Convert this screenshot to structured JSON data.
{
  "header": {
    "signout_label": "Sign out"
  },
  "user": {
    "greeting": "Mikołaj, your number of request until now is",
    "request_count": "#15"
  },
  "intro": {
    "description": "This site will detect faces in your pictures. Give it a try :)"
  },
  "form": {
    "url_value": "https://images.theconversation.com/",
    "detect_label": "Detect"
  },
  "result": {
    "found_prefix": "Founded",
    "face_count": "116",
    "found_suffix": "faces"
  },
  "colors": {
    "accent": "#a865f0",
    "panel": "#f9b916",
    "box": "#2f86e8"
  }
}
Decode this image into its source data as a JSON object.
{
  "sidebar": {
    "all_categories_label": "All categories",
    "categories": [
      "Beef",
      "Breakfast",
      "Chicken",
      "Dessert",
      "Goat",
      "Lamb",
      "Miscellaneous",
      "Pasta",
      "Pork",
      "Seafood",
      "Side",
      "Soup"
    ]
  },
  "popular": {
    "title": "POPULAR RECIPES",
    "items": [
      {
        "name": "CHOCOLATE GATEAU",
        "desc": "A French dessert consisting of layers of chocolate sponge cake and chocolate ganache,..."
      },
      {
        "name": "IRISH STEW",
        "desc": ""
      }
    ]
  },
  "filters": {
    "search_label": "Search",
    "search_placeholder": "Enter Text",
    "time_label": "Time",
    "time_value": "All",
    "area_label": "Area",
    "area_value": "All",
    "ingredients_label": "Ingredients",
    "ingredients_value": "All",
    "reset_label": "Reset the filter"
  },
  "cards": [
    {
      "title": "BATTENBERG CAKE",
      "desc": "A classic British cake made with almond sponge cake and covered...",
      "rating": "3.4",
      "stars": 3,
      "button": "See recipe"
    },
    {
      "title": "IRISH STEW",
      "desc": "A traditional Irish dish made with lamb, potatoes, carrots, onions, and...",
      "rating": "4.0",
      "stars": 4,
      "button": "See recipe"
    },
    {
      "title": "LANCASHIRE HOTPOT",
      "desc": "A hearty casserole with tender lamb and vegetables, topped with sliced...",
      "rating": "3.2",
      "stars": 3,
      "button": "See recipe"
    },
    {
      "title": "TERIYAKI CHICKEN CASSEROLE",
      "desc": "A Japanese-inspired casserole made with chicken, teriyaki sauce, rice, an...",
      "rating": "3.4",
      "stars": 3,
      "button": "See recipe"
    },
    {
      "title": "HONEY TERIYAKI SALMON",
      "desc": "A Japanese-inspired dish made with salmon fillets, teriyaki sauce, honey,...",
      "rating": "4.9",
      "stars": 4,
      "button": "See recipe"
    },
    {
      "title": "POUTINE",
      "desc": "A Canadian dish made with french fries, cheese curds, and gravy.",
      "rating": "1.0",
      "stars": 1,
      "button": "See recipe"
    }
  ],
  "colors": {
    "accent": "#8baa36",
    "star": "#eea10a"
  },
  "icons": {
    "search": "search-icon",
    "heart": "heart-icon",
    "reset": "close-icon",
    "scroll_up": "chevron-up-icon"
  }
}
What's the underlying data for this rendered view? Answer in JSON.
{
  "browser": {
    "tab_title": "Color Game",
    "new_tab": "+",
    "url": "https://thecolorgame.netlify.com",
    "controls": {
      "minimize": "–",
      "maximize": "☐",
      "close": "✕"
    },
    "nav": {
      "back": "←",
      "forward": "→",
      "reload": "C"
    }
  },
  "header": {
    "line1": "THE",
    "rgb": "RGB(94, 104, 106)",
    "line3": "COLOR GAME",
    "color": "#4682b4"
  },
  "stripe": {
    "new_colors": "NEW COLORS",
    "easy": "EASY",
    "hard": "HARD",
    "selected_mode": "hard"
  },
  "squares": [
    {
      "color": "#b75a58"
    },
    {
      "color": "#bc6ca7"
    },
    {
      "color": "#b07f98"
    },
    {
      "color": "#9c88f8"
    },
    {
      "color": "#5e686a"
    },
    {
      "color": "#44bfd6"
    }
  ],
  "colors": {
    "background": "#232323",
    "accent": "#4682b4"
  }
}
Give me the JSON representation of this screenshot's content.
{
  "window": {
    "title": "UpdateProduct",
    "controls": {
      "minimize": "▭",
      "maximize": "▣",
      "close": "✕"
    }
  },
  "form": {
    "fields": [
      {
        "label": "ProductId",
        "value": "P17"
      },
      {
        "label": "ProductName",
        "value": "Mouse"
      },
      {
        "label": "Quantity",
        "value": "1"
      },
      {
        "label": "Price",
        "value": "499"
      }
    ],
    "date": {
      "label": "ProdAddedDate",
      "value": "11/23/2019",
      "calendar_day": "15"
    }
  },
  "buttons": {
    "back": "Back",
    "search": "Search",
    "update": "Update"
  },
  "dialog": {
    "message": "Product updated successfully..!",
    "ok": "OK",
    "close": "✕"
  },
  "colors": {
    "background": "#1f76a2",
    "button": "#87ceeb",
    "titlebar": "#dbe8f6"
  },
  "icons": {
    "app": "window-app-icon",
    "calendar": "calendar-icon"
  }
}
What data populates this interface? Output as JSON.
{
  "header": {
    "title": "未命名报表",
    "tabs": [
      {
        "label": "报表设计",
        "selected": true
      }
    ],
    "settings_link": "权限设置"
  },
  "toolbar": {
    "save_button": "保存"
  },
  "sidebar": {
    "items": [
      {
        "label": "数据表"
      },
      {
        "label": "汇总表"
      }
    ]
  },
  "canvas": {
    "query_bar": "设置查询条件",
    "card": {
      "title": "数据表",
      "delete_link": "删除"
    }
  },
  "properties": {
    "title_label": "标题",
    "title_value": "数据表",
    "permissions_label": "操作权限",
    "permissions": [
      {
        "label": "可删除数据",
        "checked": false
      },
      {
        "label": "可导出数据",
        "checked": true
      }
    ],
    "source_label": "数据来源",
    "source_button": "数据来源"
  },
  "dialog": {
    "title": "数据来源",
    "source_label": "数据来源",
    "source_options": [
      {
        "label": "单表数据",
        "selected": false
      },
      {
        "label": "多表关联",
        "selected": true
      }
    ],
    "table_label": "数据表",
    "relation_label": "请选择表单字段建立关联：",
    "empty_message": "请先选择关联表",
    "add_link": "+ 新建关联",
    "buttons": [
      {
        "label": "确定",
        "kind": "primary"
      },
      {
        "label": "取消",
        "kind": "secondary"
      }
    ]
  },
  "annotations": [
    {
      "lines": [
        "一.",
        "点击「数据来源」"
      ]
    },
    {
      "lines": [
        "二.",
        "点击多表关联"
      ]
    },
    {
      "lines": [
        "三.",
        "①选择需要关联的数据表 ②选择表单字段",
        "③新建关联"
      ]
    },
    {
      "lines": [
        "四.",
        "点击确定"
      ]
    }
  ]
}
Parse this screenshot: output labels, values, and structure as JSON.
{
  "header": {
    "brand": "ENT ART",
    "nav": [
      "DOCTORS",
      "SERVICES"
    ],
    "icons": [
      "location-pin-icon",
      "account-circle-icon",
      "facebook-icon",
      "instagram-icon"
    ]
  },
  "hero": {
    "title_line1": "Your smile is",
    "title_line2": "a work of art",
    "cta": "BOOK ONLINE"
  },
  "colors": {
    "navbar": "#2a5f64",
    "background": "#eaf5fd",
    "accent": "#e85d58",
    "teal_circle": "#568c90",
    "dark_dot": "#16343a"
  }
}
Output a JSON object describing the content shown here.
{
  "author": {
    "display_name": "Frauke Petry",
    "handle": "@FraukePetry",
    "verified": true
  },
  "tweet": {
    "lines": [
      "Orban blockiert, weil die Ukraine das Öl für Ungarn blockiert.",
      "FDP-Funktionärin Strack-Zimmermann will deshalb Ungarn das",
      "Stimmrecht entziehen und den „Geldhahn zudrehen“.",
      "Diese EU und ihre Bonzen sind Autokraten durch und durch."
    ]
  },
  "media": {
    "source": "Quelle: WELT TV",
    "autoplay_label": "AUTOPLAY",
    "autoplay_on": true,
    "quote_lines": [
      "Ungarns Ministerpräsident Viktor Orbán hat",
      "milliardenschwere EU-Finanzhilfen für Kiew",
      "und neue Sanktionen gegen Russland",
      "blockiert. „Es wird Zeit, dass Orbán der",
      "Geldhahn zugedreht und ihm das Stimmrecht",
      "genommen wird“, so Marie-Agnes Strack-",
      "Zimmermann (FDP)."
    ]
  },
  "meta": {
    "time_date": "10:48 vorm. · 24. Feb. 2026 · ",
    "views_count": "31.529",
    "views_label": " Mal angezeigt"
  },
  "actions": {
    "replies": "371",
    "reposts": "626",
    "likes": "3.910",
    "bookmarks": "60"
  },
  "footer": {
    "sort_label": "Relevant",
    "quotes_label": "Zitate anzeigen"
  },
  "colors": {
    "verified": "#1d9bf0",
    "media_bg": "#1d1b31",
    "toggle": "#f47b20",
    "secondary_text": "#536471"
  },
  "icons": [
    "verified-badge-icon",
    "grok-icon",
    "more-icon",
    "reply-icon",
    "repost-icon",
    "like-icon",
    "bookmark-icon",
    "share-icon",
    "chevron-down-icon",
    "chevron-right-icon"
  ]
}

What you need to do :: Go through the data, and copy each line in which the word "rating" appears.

Task result ::
      "rating": "3.4",
      "rating": "4.0",
      "rating": "3.2",
      "rating": "3.4",
      "rating": "4.9",
      "rating": "1.0",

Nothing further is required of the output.